Start of DATASET RECORDS

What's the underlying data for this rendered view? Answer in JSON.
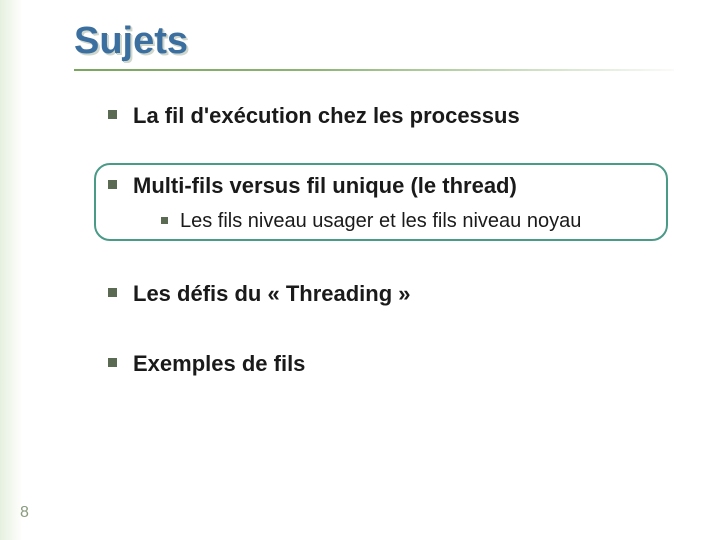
{
  "slide": {
    "title": "Sujets",
    "page_number": "8",
    "bullets": {
      "b1": "La fil d'exécution chez les processus",
      "b2": "Multi-fils versus fil unique (le thread)",
      "b2_sub1": "Les fils niveau usager et les fils niveau noyau",
      "b3": "Les défis du « Threading »",
      "b4": "Exemples de fils"
    }
  }
}
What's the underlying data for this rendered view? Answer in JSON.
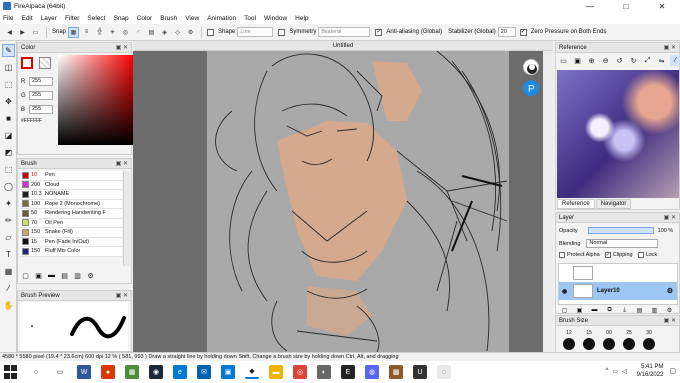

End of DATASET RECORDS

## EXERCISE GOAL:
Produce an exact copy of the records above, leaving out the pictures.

## WRITTEN SOLUTION:
What's the underlying data for this rendered view? Answer in JSON.
{
  "slide": {
    "title": "Sujets",
    "page_number": "8",
    "bullets": {
      "b1": "La fil d'exécution chez les processus",
      "b2": "Multi-fils versus fil unique (le thread)",
      "b2_sub1": "Les fils niveau usager et les fils niveau noyau",
      "b3": "Les défis du « Threading »",
      "b4": "Exemples de fils"
    }
  }
}
What's the underlying data for this rendered view? Answer in JSON.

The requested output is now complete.